(Recorded data)
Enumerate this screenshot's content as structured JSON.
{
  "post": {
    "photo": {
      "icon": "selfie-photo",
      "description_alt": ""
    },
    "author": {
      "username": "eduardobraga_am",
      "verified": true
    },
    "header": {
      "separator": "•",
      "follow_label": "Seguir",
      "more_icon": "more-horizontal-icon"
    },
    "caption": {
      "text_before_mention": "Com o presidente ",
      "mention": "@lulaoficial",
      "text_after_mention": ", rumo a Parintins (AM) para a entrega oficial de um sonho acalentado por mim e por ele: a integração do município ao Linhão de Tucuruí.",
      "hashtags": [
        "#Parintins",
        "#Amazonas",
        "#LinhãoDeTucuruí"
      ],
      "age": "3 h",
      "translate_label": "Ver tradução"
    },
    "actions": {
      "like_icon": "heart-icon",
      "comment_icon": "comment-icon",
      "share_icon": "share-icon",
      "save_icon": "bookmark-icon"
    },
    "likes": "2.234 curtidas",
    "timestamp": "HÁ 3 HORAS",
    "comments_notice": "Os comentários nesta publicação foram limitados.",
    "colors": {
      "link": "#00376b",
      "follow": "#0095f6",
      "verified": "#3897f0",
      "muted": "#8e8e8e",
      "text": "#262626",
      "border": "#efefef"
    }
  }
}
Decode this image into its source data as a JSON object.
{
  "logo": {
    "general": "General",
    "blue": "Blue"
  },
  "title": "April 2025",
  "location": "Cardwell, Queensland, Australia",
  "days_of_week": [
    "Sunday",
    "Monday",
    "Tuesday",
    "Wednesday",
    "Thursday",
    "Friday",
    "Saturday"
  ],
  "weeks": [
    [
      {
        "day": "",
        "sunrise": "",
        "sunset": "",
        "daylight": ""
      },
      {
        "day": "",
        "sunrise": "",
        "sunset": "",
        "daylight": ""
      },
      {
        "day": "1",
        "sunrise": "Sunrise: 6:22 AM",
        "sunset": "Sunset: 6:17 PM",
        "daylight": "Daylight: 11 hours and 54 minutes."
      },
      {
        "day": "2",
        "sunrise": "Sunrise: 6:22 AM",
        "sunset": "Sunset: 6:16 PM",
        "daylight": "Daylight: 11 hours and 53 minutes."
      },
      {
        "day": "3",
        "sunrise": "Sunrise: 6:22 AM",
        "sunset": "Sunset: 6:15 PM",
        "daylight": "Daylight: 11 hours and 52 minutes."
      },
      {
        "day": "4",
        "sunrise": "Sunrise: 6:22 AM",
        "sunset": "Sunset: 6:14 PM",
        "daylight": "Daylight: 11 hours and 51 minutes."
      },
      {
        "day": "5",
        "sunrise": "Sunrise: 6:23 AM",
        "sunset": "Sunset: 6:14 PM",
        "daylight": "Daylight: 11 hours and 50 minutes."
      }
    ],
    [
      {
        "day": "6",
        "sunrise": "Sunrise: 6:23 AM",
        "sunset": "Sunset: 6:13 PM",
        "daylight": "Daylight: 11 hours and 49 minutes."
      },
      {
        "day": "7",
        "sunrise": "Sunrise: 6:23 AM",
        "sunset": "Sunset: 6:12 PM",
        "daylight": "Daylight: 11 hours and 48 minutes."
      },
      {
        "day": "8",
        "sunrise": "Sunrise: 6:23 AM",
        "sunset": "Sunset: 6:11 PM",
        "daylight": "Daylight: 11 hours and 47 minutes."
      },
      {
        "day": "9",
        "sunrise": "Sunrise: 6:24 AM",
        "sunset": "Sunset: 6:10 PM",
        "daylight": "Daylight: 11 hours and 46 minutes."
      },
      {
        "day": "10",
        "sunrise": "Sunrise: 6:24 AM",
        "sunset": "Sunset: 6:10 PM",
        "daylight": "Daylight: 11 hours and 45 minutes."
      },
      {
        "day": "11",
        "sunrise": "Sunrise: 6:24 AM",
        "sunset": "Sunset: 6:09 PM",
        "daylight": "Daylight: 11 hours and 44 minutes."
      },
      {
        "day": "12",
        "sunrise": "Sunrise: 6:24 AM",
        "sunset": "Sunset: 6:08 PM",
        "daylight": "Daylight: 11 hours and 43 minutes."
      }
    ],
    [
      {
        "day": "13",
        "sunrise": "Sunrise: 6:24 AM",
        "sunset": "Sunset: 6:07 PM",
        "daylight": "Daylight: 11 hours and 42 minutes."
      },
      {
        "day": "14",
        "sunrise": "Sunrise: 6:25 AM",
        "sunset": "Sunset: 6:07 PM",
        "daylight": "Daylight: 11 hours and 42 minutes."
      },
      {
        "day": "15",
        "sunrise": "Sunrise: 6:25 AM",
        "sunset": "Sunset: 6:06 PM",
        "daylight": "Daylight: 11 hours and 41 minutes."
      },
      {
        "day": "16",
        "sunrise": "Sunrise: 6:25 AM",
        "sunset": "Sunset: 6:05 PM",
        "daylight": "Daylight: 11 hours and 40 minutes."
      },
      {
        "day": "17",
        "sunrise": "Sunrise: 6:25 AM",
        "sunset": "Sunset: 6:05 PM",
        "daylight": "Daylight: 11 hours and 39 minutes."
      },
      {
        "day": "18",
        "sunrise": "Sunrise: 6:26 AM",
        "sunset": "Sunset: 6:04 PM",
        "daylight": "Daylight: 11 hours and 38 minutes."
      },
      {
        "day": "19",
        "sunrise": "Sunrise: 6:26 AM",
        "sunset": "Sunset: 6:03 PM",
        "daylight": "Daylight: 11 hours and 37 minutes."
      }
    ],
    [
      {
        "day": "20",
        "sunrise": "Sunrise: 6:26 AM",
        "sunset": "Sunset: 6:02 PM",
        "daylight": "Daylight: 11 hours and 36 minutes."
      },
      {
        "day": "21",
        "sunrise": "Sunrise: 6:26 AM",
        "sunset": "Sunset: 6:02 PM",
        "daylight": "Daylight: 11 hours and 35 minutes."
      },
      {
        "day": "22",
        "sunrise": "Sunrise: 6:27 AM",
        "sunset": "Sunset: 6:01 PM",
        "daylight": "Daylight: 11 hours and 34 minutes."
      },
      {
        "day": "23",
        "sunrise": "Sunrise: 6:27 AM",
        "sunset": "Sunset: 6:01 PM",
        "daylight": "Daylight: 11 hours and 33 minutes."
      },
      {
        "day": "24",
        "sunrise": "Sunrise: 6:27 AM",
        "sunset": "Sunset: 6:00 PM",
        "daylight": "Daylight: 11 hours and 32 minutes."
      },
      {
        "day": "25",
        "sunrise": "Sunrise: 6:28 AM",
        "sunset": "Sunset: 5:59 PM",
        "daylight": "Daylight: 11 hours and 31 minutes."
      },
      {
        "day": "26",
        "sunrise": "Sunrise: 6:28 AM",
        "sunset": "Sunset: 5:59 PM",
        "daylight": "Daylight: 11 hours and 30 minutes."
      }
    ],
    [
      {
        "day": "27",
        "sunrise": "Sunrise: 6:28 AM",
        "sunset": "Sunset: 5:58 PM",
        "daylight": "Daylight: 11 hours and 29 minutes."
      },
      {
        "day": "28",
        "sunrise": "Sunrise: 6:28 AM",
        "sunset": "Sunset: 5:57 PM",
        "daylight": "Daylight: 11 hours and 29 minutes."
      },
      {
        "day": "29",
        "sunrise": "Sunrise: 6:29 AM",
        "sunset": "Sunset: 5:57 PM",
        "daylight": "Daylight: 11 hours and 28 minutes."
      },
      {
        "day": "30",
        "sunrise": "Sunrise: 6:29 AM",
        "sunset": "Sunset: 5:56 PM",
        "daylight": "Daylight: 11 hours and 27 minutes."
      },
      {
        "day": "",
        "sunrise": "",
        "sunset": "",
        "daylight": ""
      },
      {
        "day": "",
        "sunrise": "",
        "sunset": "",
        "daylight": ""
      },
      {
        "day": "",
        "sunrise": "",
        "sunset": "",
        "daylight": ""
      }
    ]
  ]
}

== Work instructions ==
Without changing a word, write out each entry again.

== Solution ==
Enumerate this screenshot's content as structured JSON.
{
  "post": {
    "photo": {
      "icon": "selfie-photo",
      "description_alt": ""
    },
    "author": {
      "username": "eduardobraga_am",
      "verified": true
    },
    "header": {
      "separator": "•",
      "follow_label": "Seguir",
      "more_icon": "more-horizontal-icon"
    },
    "caption": {
      "text_before_mention": "Com o presidente ",
      "mention": "@lulaoficial",
      "text_after_mention": ", rumo a Parintins (AM) para a entrega oficial de um sonho acalentado por mim e por ele: a integração do município ao Linhão de Tucuruí.",
      "hashtags": [
        "#Parintins",
        "#Amazonas",
        "#LinhãoDeTucuruí"
      ],
      "age": "3 h",
      "translate_label": "Ver tradução"
    },
    "actions": {
      "like_icon": "heart-icon",
      "comment_icon": "comment-icon",
      "share_icon": "share-icon",
      "save_icon": "bookmark-icon"
    },
    "likes": "2.234 curtidas",
    "timestamp": "HÁ 3 HORAS",
    "comments_notice": "Os comentários nesta publicação foram limitados.",
    "colors": {
      "link": "#00376b",
      "follow": "#0095f6",
      "verified": "#3897f0",
      "muted": "#8e8e8e",
      "text": "#262626",
      "border": "#efefef"
    }
  }
}
Decode this image into its source data as a JSON object.
{
  "logo": {
    "general": "General",
    "blue": "Blue"
  },
  "title": "April 2025",
  "location": "Cardwell, Queensland, Australia",
  "days_of_week": [
    "Sunday",
    "Monday",
    "Tuesday",
    "Wednesday",
    "Thursday",
    "Friday",
    "Saturday"
  ],
  "weeks": [
    [
      {
        "day": "",
        "sunrise": "",
        "sunset": "",
        "daylight": ""
      },
      {
        "day": "",
        "sunrise": "",
        "sunset": "",
        "daylight": ""
      },
      {
        "day": "1",
        "sunrise": "Sunrise: 6:22 AM",
        "sunset": "Sunset: 6:17 PM",
        "daylight": "Daylight: 11 hours and 54 minutes."
      },
      {
        "day": "2",
        "sunrise": "Sunrise: 6:22 AM",
        "sunset": "Sunset: 6:16 PM",
        "daylight": "Daylight: 11 hours and 53 minutes."
      },
      {
        "day": "3",
        "sunrise": "Sunrise: 6:22 AM",
        "sunset": "Sunset: 6:15 PM",
        "daylight": "Daylight: 11 hours and 52 minutes."
      },
      {
        "day": "4",
        "sunrise": "Sunrise: 6:22 AM",
        "sunset": "Sunset: 6:14 PM",
        "daylight": "Daylight: 11 hours and 51 minutes."
      },
      {
        "day": "5",
        "sunrise": "Sunrise: 6:23 AM",
        "sunset": "Sunset: 6:14 PM",
        "daylight": "Daylight: 11 hours and 50 minutes."
      }
    ],
    [
      {
        "day": "6",
        "sunrise": "Sunrise: 6:23 AM",
        "sunset": "Sunset: 6:13 PM",
        "daylight": "Daylight: 11 hours and 49 minutes."
      },
      {
        "day": "7",
        "sunrise": "Sunrise: 6:23 AM",
        "sunset": "Sunset: 6:12 PM",
        "daylight": "Daylight: 11 hours and 48 minutes."
      },
      {
        "day": "8",
        "sunrise": "Sunrise: 6:23 AM",
        "sunset": "Sunset: 6:11 PM",
        "daylight": "Daylight: 11 hours and 47 minutes."
      },
      {
        "day": "9",
        "sunrise": "Sunrise: 6:24 AM",
        "sunset": "Sunset: 6:10 PM",
        "daylight": "Daylight: 11 hours and 46 minutes."
      },
      {
        "day": "10",
        "sunrise": "Sunrise: 6:24 AM",
        "sunset": "Sunset: 6:10 PM",
        "daylight": "Daylight: 11 hours and 45 minutes."
      },
      {
        "day": "11",
        "sunrise": "Sunrise: 6:24 AM",
        "sunset": "Sunset: 6:09 PM",
        "daylight": "Daylight: 11 hours and 44 minutes."
      },
      {
        "day": "12",
        "sunrise": "Sunrise: 6:24 AM",
        "sunset": "Sunset: 6:08 PM",
        "daylight": "Daylight: 11 hours and 43 minutes."
      }
    ],
    [
      {
        "day": "13",
        "sunrise": "Sunrise: 6:24 AM",
        "sunset": "Sunset: 6:07 PM",
        "daylight": "Daylight: 11 hours and 42 minutes."
      },
      {
        "day": "14",
        "sunrise": "Sunrise: 6:25 AM",
        "sunset": "Sunset: 6:07 PM",
        "daylight": "Daylight: 11 hours and 42 minutes."
      },
      {
        "day": "15",
        "sunrise": "Sunrise: 6:25 AM",
        "sunset": "Sunset: 6:06 PM",
        "daylight": "Daylight: 11 hours and 41 minutes."
      },
      {
        "day": "16",
        "sunrise": "Sunrise: 6:25 AM",
        "sunset": "Sunset: 6:05 PM",
        "daylight": "Daylight: 11 hours and 40 minutes."
      },
      {
        "day": "17",
        "sunrise": "Sunrise: 6:25 AM",
        "sunset": "Sunset: 6:05 PM",
        "daylight": "Daylight: 11 hours and 39 minutes."
      },
      {
        "day": "18",
        "sunrise": "Sunrise: 6:26 AM",
        "sunset": "Sunset: 6:04 PM",
        "daylight": "Daylight: 11 hours and 38 minutes."
      },
      {
        "day": "19",
        "sunrise": "Sunrise: 6:26 AM",
        "sunset": "Sunset: 6:03 PM",
        "daylight": "Daylight: 11 hours and 37 minutes."
      }
    ],
    [
      {
        "day": "20",
        "sunrise": "Sunrise: 6:26 AM",
        "sunset": "Sunset: 6:02 PM",
        "daylight": "Daylight: 11 hours and 36 minutes."
      },
      {
        "day": "21",
        "sunrise": "Sunrise: 6:26 AM",
        "sunset": "Sunset: 6:02 PM",
        "daylight": "Daylight: 11 hours and 35 minutes."
      },
      {
        "day": "22",
        "sunrise": "Sunrise: 6:27 AM",
        "sunset": "Sunset: 6:01 PM",
        "daylight": "Daylight: 11 hours and 34 minutes."
      },
      {
        "day": "23",
        "sunrise": "Sunrise: 6:27 AM",
        "sunset": "Sunset: 6:01 PM",
        "daylight": "Daylight: 11 hours and 33 minutes."
      },
      {
        "day": "24",
        "sunrise": "Sunrise: 6:27 AM",
        "sunset": "Sunset: 6:00 PM",
        "daylight": "Daylight: 11 hours and 32 minutes."
      },
      {
        "day": "25",
        "sunrise": "Sunrise: 6:28 AM",
        "sunset": "Sunset: 5:59 PM",
        "daylight": "Daylight: 11 hours and 31 minutes."
      },
      {
        "day": "26",
        "sunrise": "Sunrise: 6:28 AM",
        "sunset": "Sunset: 5:59 PM",
        "daylight": "Daylight: 11 hours and 30 minutes."
      }
    ],
    [
      {
        "day": "27",
        "sunrise": "Sunrise: 6:28 AM",
        "sunset": "Sunset: 5:58 PM",
        "daylight": "Daylight: 11 hours and 29 minutes."
      },
      {
        "day": "28",
        "sunrise": "Sunrise: 6:28 AM",
        "sunset": "Sunset: 5:57 PM",
        "daylight": "Daylight: 11 hours and 29 minutes."
      },
      {
        "day": "29",
        "sunrise": "Sunrise: 6:29 AM",
        "sunset": "Sunset: 5:57 PM",
        "daylight": "Daylight: 11 hours and 28 minutes."
      },
      {
        "day": "30",
        "sunrise": "Sunrise: 6:29 AM",
        "sunset": "Sunset: 5:56 PM",
        "daylight": "Daylight: 11 hours and 27 minutes."
      },
      {
        "day": "",
        "sunrise": "",
        "sunset": "",
        "daylight": ""
      },
      {
        "day": "",
        "sunrise": "",
        "sunset": "",
        "daylight": ""
      },
      {
        "day": "",
        "sunrise": "",
        "sunset": "",
        "daylight": ""
      }
    ]
  ]
}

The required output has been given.